Greyhounds are sighthounds, bred to chase small game. They are, as you might suspect, irresistibly attracted to motion. Especially racing dogs, where this instinct is honed to a fever pitch during training where they chase the white, furry thing around the track all day long**.
The chickens were kept in the shed/coop at the far corner of the yard, surrounded by a 7+ foot high chicken wire fence. They were, for the most part, secure. Oh sure, there had been a few escapes early on before we realized that a) chickens can fly, kind of (especially the Leghorns), and b) chickens can move an amazing amount of dirt, especially when they scratch too close to the fence and create an apparently irresistible egress***. I guess even a chicken's walnut-sized brain can discern the apparent disparity in the hues of grass from one side of the enclosure to the other. But with a judicious application of chicken wire, plywood, and large rocks, we considered those issues resolved. And, as you can probably imagine, our back yard looked simply fabulous!
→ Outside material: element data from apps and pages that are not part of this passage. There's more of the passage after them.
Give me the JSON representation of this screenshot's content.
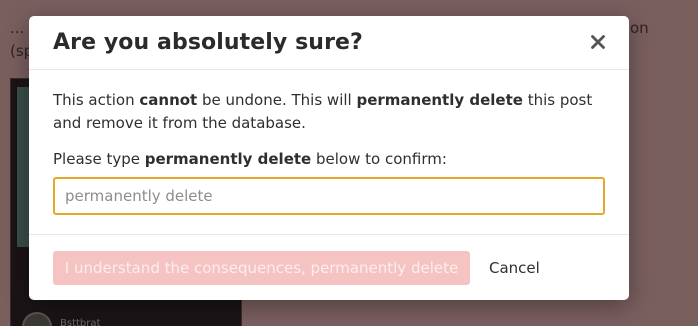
{
  "background": {
    "text_left_top": "... a",
    "text_left_2": "(sp",
    "text_right": "on",
    "username": "Bsttbrat"
  },
  "modal": {
    "title": "Are you absolutely sure?",
    "close_icon": "close-icon",
    "description": {
      "part1": "This action ",
      "bold1": "cannot",
      "part2": " be undone. This will ",
      "bold2": "permanently delete",
      "part3": " this post and remove it from the database."
    },
    "prompt": {
      "part1": "Please type ",
      "bold": "permanently delete",
      "part2": " below to confirm:"
    },
    "input": {
      "value": "",
      "placeholder": "permanently delete"
    },
    "confirm_button_label": "I understand the consequences, permanently delete",
    "cancel_button_label": "Cancel"
  },
  "colors": {
    "overlay": "#7a5f5f",
    "input_focus_border": "#e3a82a",
    "danger_disabled": "#f6c3c3"
  }
}
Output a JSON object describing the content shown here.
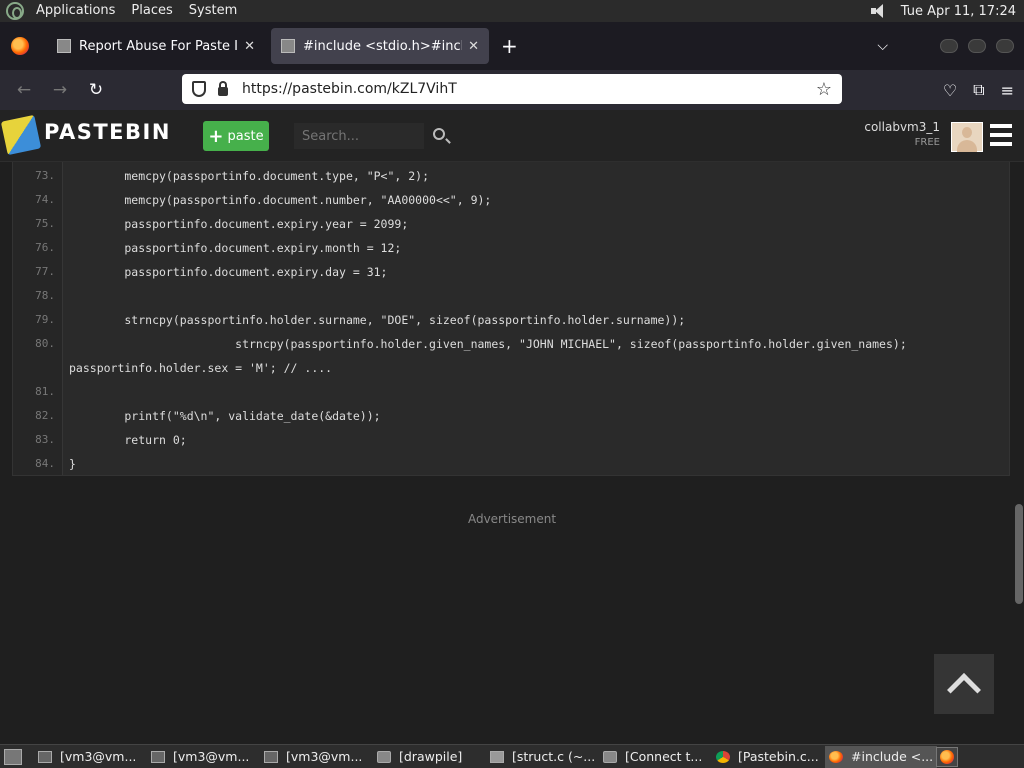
{
  "top_panel": {
    "menus": [
      "Applications",
      "Places",
      "System"
    ],
    "clock": "Tue Apr 11, 17:24"
  },
  "browser": {
    "tabs": [
      {
        "label": "Report Abuse For Paste ID:",
        "active": false
      },
      {
        "label": "#include <stdio.h>#include <",
        "active": true
      }
    ],
    "new_tab_label": "+",
    "url": "https://pastebin.com/kZL7VihT"
  },
  "pastebin": {
    "logo_text": "PASTEBIN",
    "paste_button": "paste",
    "search_placeholder": "Search...",
    "username": "collabvm3_1",
    "plan": "FREE",
    "ad_label": "Advertisement"
  },
  "code_lines": [
    {
      "no": "73.",
      "text": "        memcpy(passportinfo.document.type, \"P<\", 2);"
    },
    {
      "no": "74.",
      "text": "        memcpy(passportinfo.document.number, \"AA00000<<\", 9);"
    },
    {
      "no": "75.",
      "text": "        passportinfo.document.expiry.year = 2099;"
    },
    {
      "no": "76.",
      "text": "        passportinfo.document.expiry.month = 12;"
    },
    {
      "no": "77.",
      "text": "        passportinfo.document.expiry.day = 31;"
    },
    {
      "no": "78.",
      "text": ""
    },
    {
      "no": "79.",
      "text": "        strncpy(passportinfo.holder.surname, \"DOE\", sizeof(passportinfo.holder.surname));"
    },
    {
      "no": "80.",
      "text": "                        strncpy(passportinfo.holder.given_names, \"JOHN MICHAEL\", sizeof(passportinfo.holder.given_names);"
    },
    {
      "no": "",
      "text": "passportinfo.holder.sex = 'M'; // ...."
    },
    {
      "no": "81.",
      "text": ""
    },
    {
      "no": "82.",
      "text": "        printf(\"%d\\n\", validate_date(&date));"
    },
    {
      "no": "83.",
      "text": "        return 0;"
    },
    {
      "no": "84.",
      "text": "}"
    }
  ],
  "taskbar": {
    "items": [
      {
        "label": "[vm3@vm...",
        "icon": "terminal"
      },
      {
        "label": "[vm3@vm...",
        "icon": "terminal"
      },
      {
        "label": "[vm3@vm...",
        "icon": "terminal"
      },
      {
        "label": "[drawpile]",
        "icon": "folder"
      },
      {
        "label": "[struct.c (~...",
        "icon": "edit"
      },
      {
        "label": "[Connect t...",
        "icon": "folder"
      },
      {
        "label": "[Pastebin.c...",
        "icon": "chrome"
      },
      {
        "label": "#include <...",
        "icon": "ff"
      }
    ]
  }
}
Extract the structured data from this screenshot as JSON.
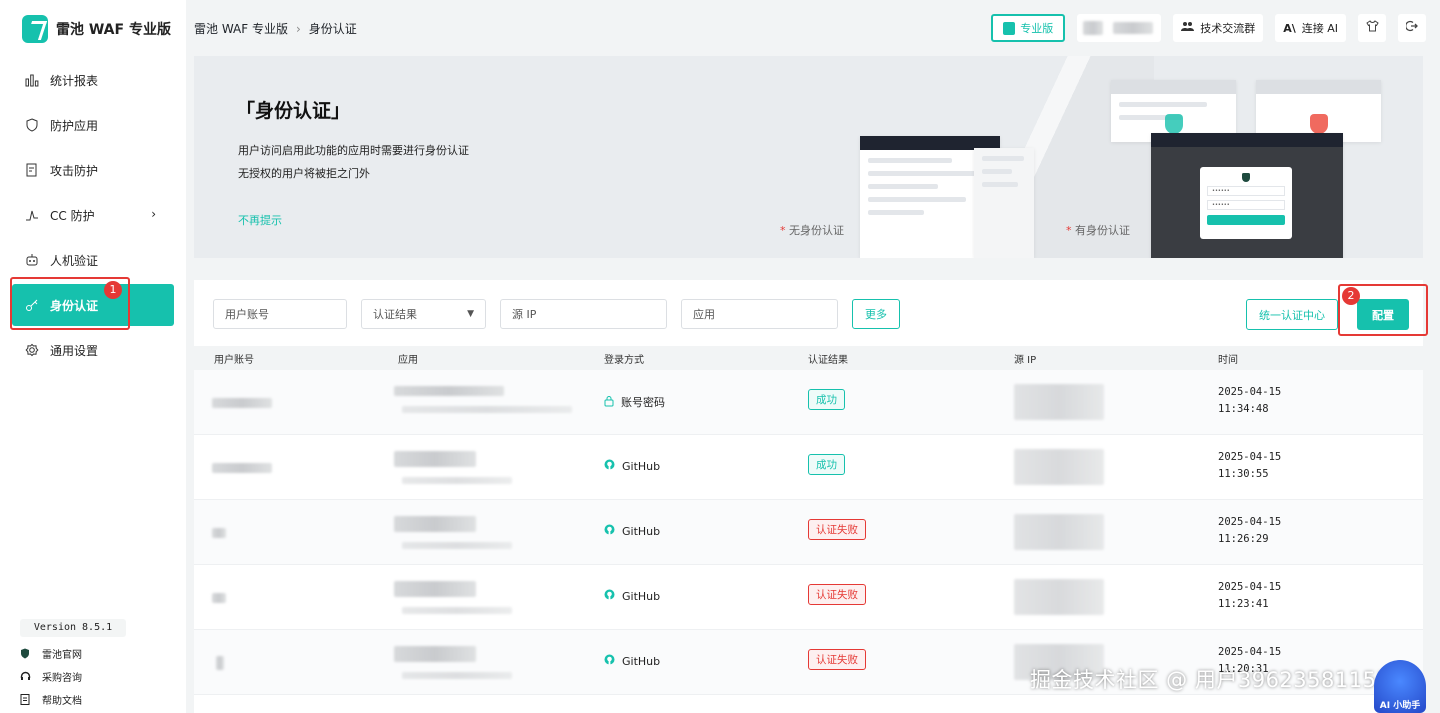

Now Cosmo, the male, was the larger dog and therefore the most cowardly. Upon his arrival, I'd taken him out by the chicken yard to see what would happen. He seemed slightly interested and tentatively stuck his nose out to sniff, until one of the chickens fussed, at which time he balked and bolted to the house. Wanda, the more compact hound, was one cool customer. Although she seemed to have a pretty decent prey drive (at least where cats were concerned), she showed no interest in the birds whatsoever.
(I'm pretty sure you know where this is going but I'm pressing on, mainly because I love to hear myself talk... er, type. Whatever.)
One afternoon I look out the kitchen window to see Cosmo tossing something around the yard****. It looked like a white plastic grocery bag. He seemed to be having a good time, but then I realized he'd probably ingest it, whereupon it would block his intestines and cost me a thousand dollars at the vet. I decided I'd best go relieve him of it.
By the time I reached him, he was standing over his booty (Ha! Snort!) with an unmistakable expression of purest and most radiant joy on his face. He was positively beaming with pride. And I swear I saw a thought bubble appear over his head:
' Look! I did it! I caught the white fluffy thing! I really did it!'No, that was no simple bowel-obstructing plastic bag laying on the ground between his front paws. It was an Ex-Leghorn.
I felt genuinely sorry for him as I swallowed my bile, grabbed his collar, and dragged him away from his moment of glory incarnate. The expression on his face as I shut him in the house was heartbreaking.
Until I had to go pick up the bird. Luckily he hadn't managed to eviscerate her. And did I mention my unreasonable fear of dead animals?
Whitey, safely double-bagged, followed her compatriot to the giant landfill in the sky. Released from captivity, Cosmo stood over the site of his greatest achievement, obsessively combing each blade of grass for any signs of his moment of conquest, to no avail. Was it a dream? But it had seemed so real....
We never did figure out how he got at her. Nor did we figure out how he got a hold of the next one. He must've stood by the fence, willing them to come out with every fiber of his being. Or something.
I tried to deny it, but I realized even then that was probably the beginning of the end of the Chicken Chronicles.
Be sure to check back for the next and final installment, where Hubby utters the timeless quote: 'If I saw one rat, I saw fifty....'
* And by that I mean I.
** Or not. I could be making up that whole paragraph.
*** I was going to say 'glory hole' but that would be inappropriate.
**** Wait for it...